Britt Ransom: Arise and Seek “The spirit of John Brown beckons us to arise and seek the recovery of our rights, which our enemy, has sought forever to destroy” – Reverdy C. Ransom The sculptural practice of Britt Ransom explores the transformation of data and material through digital fabrication processes such as 3D scanning, 3D printing, laser cutting, and computer-controlled milling. While earlier works have employed these methods to analyze human, animal, and environmental relationships, Arise and Seek utilizes them to examine the artist’s familial history and its links to the Civil Rights movement in the early twentieth century. In doing so, Ransom connects her earlier work on hierarchies of power between human and non-human agents to other systems of oppression that perpetuate structural racism and violence against people of color. Arise and Seek begins with a speech given in 1906 by the artist’s great-great grandfather Reverdy C. Ransom. Titled “The Spirit of John Brown,” the lecture was delivered at the second meeting of the Niagara Movement, a precursor to the NAACP. This meeting, and Ransom’s speech, were key catalysts in the early fight for Civil Rights in the United States. More than100 years later, the artist examines this history and its impact on the present through the visual language of racist monuments, historic site plaques, and excerpts from her great-great grandfather’s other speeches. Functioning as a familial archive, the exhibition documents Reverdy C. Ransom’s sixty-year career of civil rights activism and leadership in the African Methodist Episcopal Church, in partnership with his second wife (and the artist’s great-great grandmother), Emma. By inserting herself into this narrative, the artist underscores the significance of this critical history and affirms the linkage between the past and the present. Arise and Seek includes sculptural references to the Tawawa Chimney Corner House, in Wilberforce, Ohio. Originally home to Civil Rights activist Bishop Benjamin Arnett, the nationally registered site became the cornerstone of Reverdy and Emma’s activism, bringing them in contact with key activists of the day including W.E.B. DuBois, Ida B. Wells, and Jane Adams as well as President Franklin D. Roosevelt. A portrait of Emma is presented as a multigraph—an early photography technique that used mirrors to capture a sitter’s image multiple times. Incorporating the viewer in the image, this technology is adopted by the artist to implicate audiences in the struggle for civil rights and to highlight the cyclical history of inequality.
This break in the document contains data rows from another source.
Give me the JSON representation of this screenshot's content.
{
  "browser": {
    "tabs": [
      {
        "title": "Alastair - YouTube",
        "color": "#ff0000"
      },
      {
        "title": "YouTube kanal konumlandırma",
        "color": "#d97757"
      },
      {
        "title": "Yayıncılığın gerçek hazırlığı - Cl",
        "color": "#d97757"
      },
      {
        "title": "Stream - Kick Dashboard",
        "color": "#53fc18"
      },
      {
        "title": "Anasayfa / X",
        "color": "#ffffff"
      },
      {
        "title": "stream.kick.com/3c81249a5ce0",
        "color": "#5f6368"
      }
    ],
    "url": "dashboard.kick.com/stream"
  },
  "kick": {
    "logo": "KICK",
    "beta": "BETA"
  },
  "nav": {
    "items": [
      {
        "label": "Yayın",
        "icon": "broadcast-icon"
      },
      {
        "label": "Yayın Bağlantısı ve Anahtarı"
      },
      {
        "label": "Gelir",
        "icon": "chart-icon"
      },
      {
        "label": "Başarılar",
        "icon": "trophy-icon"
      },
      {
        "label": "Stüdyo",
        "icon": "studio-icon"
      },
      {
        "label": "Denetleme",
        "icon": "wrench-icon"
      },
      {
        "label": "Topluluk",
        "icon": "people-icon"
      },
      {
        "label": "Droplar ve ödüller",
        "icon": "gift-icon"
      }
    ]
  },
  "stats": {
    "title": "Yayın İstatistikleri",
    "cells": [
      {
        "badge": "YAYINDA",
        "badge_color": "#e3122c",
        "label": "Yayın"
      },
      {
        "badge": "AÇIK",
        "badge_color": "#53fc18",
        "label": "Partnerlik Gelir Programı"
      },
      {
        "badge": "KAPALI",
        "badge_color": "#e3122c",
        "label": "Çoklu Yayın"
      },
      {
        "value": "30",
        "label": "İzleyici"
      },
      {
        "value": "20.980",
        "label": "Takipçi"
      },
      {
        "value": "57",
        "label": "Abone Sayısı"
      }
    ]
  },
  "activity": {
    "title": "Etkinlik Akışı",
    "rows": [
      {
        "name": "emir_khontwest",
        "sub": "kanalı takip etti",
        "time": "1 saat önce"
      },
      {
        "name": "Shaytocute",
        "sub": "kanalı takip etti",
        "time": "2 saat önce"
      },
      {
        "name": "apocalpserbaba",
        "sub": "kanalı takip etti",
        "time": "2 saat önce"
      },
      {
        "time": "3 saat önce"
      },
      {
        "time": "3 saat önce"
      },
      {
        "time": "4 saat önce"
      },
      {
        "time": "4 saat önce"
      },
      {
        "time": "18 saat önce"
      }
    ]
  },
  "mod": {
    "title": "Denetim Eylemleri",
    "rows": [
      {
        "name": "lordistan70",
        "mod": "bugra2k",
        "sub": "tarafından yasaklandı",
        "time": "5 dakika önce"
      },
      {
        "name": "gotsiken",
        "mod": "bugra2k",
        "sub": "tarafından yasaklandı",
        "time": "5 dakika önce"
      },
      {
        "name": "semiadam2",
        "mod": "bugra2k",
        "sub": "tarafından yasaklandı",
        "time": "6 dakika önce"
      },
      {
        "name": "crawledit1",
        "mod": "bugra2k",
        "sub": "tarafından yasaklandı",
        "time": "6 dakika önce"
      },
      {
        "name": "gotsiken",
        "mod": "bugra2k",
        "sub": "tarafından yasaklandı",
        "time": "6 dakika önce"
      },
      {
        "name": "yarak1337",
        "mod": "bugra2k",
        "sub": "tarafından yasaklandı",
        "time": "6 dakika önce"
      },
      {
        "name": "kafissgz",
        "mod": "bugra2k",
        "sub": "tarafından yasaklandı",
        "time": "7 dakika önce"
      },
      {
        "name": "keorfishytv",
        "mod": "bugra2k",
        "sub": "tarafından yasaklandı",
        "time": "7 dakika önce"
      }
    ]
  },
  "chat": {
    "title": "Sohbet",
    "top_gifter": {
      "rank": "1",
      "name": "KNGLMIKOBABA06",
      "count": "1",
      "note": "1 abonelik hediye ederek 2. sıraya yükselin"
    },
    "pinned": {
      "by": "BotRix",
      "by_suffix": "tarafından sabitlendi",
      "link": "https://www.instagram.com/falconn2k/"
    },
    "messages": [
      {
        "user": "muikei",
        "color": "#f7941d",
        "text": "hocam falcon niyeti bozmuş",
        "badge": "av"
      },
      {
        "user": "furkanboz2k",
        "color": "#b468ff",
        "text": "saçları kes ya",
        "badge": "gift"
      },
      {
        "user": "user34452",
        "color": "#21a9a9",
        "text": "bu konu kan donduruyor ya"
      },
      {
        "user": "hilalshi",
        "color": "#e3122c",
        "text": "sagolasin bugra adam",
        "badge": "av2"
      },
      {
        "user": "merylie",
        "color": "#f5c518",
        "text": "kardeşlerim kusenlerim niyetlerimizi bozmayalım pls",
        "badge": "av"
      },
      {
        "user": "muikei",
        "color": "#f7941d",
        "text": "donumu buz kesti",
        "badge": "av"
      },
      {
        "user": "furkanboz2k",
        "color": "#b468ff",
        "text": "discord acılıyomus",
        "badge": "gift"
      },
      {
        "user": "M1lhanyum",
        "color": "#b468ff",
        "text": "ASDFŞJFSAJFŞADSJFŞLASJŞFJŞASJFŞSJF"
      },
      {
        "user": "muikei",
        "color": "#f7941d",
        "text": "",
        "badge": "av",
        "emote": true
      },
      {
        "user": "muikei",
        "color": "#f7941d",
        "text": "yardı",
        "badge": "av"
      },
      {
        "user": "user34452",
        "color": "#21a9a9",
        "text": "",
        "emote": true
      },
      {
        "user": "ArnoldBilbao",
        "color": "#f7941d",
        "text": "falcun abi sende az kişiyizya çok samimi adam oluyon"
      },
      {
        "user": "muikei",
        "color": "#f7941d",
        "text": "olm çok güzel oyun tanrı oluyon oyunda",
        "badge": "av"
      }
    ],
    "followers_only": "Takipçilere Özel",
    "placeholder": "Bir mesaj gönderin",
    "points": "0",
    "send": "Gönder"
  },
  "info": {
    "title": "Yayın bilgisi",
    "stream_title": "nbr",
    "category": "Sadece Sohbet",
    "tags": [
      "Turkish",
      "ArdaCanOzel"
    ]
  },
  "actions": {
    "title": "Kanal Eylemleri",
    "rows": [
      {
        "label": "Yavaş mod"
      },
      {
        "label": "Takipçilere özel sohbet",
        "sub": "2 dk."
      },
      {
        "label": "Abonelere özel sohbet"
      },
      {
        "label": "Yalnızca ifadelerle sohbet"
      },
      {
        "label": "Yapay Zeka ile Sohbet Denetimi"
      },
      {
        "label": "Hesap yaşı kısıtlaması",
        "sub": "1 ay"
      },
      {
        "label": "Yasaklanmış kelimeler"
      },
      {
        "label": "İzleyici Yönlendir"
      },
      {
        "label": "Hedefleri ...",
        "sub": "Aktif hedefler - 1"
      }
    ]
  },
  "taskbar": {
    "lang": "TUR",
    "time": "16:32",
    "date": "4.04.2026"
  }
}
The artist would like to extend her deepest thanks to the following individuals who have contributed generously to this exhibition in the form of archival material and oral histories: Ariel Arnett, great-great granddaughter of Bishop Arnett; Yvonne Mizell, the artist’s cousin, and granddaughter of Reverdy C. Ransom; and Curtis Ransom, the artist’s uncle, and grandson of Reverdy C. Ransom. Exhibition Text Written by Ciara Ennis, Curator at Pitzer College Art Galleries, and Britt Ransom Associate Professor of Art, Carnegie Mellon University.
This project was made possible in part by the Frank-Ratchye Further Fund Grant #2023-001. Additional images are available here.
Photography: Christopher Wormald